(Data for analysis Opens)

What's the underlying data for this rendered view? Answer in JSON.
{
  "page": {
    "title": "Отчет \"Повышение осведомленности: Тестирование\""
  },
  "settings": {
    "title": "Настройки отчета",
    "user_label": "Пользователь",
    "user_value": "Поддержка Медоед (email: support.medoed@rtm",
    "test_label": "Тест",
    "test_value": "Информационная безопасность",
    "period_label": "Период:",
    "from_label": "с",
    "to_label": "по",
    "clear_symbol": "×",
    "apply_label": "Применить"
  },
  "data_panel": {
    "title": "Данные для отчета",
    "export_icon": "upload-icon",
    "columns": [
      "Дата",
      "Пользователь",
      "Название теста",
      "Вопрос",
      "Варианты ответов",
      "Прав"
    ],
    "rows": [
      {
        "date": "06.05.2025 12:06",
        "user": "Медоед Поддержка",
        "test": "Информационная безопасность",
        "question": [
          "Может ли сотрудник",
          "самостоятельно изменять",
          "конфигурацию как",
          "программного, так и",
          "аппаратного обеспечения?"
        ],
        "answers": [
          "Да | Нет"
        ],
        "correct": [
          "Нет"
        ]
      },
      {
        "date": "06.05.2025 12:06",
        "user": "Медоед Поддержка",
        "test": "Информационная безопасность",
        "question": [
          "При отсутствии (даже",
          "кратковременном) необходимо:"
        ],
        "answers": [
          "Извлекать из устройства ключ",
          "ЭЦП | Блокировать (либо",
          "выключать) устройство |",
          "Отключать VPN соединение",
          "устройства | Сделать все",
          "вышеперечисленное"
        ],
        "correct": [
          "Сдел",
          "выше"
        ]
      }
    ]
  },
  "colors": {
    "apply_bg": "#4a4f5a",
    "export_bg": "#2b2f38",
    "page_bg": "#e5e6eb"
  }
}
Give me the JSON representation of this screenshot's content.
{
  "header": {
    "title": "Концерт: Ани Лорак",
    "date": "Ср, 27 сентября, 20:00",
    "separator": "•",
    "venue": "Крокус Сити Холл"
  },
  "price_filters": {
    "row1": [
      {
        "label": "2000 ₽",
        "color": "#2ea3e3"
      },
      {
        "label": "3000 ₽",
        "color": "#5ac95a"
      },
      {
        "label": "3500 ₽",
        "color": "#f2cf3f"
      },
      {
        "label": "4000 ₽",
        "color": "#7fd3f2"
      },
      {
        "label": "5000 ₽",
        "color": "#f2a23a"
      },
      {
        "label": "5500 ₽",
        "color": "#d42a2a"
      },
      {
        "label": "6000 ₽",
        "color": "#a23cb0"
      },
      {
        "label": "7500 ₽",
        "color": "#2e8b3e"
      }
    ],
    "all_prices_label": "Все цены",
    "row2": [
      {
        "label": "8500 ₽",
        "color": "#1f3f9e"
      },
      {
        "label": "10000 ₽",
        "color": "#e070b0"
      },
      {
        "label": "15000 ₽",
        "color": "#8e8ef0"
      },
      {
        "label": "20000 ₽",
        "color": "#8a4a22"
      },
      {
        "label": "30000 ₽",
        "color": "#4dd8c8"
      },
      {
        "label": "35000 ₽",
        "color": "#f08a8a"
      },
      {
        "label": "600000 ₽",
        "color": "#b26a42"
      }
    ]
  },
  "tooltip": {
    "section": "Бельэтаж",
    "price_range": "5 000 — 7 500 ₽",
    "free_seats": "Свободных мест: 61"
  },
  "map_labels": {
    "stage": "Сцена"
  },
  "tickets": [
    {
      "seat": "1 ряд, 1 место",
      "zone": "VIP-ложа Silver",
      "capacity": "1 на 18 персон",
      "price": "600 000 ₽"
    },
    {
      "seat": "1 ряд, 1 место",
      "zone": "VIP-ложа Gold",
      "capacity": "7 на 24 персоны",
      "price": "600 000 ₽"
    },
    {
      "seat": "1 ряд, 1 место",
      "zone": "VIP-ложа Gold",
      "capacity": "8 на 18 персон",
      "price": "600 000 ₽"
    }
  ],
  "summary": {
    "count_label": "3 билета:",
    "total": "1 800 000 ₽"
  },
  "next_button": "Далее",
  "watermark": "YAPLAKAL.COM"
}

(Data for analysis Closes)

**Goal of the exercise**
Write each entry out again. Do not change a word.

**Solution for this task**
What's the underlying data for this rendered view? Answer in JSON.
{
  "page": {
    "title": "Отчет \"Повышение осведомленности: Тестирование\""
  },
  "settings": {
    "title": "Настройки отчета",
    "user_label": "Пользователь",
    "user_value": "Поддержка Медоед (email: support.medoed@rtm",
    "test_label": "Тест",
    "test_value": "Информационная безопасность",
    "period_label": "Период:",
    "from_label": "с",
    "to_label": "по",
    "clear_symbol": "×",
    "apply_label": "Применить"
  },
  "data_panel": {
    "title": "Данные для отчета",
    "export_icon": "upload-icon",
    "columns": [
      "Дата",
      "Пользователь",
      "Название теста",
      "Вопрос",
      "Варианты ответов",
      "Прав"
    ],
    "rows": [
      {
        "date": "06.05.2025 12:06",
        "user": "Медоед Поддержка",
        "test": "Информационная безопасность",
        "question": [
          "Может ли сотрудник",
          "самостоятельно изменять",
          "конфигурацию как",
          "программного, так и",
          "аппаратного обеспечения?"
        ],
        "answers": [
          "Да | Нет"
        ],
        "correct": [
          "Нет"
        ]
      },
      {
        "date": "06.05.2025 12:06",
        "user": "Медоед Поддержка",
        "test": "Информационная безопасность",
        "question": [
          "При отсутствии (даже",
          "кратковременном) необходимо:"
        ],
        "answers": [
          "Извлекать из устройства ключ",
          "ЭЦП | Блокировать (либо",
          "выключать) устройство |",
          "Отключать VPN соединение",
          "устройства | Сделать все",
          "вышеперечисленное"
        ],
        "correct": [
          "Сдел",
          "выше"
        ]
      }
    ]
  },
  "colors": {
    "apply_bg": "#4a4f5a",
    "export_bg": "#2b2f38",
    "page_bg": "#e5e6eb"
  }
}
Give me the JSON representation of this screenshot's content.
{
  "header": {
    "title": "Концерт: Ани Лорак",
    "date": "Ср, 27 сентября, 20:00",
    "separator": "•",
    "venue": "Крокус Сити Холл"
  },
  "price_filters": {
    "row1": [
      {
        "label": "2000 ₽",
        "color": "#2ea3e3"
      },
      {
        "label": "3000 ₽",
        "color": "#5ac95a"
      },
      {
        "label": "3500 ₽",
        "color": "#f2cf3f"
      },
      {
        "label": "4000 ₽",
        "color": "#7fd3f2"
      },
      {
        "label": "5000 ₽",
        "color": "#f2a23a"
      },
      {
        "label": "5500 ₽",
        "color": "#d42a2a"
      },
      {
        "label": "6000 ₽",
        "color": "#a23cb0"
      },
      {
        "label": "7500 ₽",
        "color": "#2e8b3e"
      }
    ],
    "all_prices_label": "Все цены",
    "row2": [
      {
        "label": "8500 ₽",
        "color": "#1f3f9e"
      },
      {
        "label": "10000 ₽",
        "color": "#e070b0"
      },
      {
        "label": "15000 ₽",
        "color": "#8e8ef0"
      },
      {
        "label": "20000 ₽",
        "color": "#8a4a22"
      },
      {
        "label": "30000 ₽",
        "color": "#4dd8c8"
      },
      {
        "label": "35000 ₽",
        "color": "#f08a8a"
      },
      {
        "label": "600000 ₽",
        "color": "#b26a42"
      }
    ]
  },
  "tooltip": {
    "section": "Бельэтаж",
    "price_range": "5 000 — 7 500 ₽",
    "free_seats": "Свободных мест: 61"
  },
  "map_labels": {
    "stage": "Сцена"
  },
  "tickets": [
    {
      "seat": "1 ряд, 1 место",
      "zone": "VIP-ложа Silver",
      "capacity": "1 на 18 персон",
      "price": "600 000 ₽"
    },
    {
      "seat": "1 ряд, 1 место",
      "zone": "VIP-ложа Gold",
      "capacity": "7 на 24 персоны",
      "price": "600 000 ₽"
    },
    {
      "seat": "1 ряд, 1 место",
      "zone": "VIP-ложа Gold",
      "capacity": "8 на 18 персон",
      "price": "600 000 ₽"
    }
  ],
  "summary": {
    "count_label": "3 билета:",
    "total": "1 800 000 ₽"
  },
  "next_button": "Далее",
  "watermark": "YAPLAKAL.COM"
}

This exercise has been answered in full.